=== RECORDS FOR THIS EXERCISE ===
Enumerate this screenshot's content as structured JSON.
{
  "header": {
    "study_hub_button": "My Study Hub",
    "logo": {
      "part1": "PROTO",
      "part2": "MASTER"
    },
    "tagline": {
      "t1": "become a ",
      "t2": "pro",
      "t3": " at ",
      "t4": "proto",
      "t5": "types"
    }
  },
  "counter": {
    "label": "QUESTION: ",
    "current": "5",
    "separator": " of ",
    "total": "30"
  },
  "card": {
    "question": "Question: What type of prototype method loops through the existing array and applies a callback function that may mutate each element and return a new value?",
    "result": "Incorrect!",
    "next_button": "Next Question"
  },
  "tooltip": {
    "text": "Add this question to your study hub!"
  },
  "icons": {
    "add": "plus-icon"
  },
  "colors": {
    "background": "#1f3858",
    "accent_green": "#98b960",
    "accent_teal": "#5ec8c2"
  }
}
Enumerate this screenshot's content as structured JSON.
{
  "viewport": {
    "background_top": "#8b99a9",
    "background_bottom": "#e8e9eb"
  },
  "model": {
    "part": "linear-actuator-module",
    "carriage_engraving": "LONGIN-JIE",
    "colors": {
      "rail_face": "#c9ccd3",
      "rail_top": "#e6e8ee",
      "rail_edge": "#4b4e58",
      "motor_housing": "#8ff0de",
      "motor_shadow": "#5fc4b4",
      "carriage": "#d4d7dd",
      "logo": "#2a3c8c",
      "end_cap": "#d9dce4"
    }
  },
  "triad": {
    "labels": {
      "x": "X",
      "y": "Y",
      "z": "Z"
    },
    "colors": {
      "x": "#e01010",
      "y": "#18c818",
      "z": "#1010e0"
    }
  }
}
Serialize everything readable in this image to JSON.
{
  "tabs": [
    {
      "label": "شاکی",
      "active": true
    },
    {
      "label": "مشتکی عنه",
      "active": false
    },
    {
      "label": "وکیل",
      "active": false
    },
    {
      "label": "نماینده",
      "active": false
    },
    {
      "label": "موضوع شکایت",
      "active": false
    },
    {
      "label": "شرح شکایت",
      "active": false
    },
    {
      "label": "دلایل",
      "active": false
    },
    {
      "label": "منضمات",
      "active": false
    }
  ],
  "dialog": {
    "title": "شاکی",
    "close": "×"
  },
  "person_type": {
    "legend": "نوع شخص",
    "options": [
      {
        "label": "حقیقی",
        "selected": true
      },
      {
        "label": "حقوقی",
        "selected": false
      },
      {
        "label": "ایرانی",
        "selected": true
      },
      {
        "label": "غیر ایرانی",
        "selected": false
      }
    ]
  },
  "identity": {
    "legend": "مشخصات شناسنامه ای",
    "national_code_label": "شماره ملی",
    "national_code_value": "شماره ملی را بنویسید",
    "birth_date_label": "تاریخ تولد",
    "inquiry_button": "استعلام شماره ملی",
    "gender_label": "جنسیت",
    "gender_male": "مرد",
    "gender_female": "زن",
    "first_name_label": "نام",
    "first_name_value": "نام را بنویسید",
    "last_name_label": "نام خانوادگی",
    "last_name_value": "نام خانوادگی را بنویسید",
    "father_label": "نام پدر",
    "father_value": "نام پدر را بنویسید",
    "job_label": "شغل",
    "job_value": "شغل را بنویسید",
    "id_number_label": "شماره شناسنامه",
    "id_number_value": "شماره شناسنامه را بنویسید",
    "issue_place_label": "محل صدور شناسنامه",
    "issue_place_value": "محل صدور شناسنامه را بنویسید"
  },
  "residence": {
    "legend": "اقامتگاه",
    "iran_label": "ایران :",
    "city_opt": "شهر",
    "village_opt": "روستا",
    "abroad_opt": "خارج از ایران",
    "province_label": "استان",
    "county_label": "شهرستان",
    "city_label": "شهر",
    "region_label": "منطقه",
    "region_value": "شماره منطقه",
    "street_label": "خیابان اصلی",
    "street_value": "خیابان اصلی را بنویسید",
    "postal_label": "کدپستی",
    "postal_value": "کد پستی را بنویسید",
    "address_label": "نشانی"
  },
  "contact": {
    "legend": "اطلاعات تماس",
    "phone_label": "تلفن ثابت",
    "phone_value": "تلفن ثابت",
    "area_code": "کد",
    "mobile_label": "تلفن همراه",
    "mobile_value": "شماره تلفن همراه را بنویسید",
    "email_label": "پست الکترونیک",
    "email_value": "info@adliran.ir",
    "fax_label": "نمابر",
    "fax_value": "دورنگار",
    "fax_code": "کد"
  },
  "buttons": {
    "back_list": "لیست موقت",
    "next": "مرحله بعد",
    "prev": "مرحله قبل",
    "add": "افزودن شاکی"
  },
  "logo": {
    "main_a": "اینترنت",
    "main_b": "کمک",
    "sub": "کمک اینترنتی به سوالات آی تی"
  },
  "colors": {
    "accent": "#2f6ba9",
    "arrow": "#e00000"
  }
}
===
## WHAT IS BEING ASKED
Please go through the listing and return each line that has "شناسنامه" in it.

## EXERCISE RESULT
    "legend": "مشخصات شناسنامه ای",
    "id_number_label": "شماره شناسنامه",
    "id_number_value": "شماره شناسنامه را بنویسید",
    "issue_place_label": "محل صدور شناسنامه",
    "issue_place_value": "محل صدور شناسنامه را بنویسید"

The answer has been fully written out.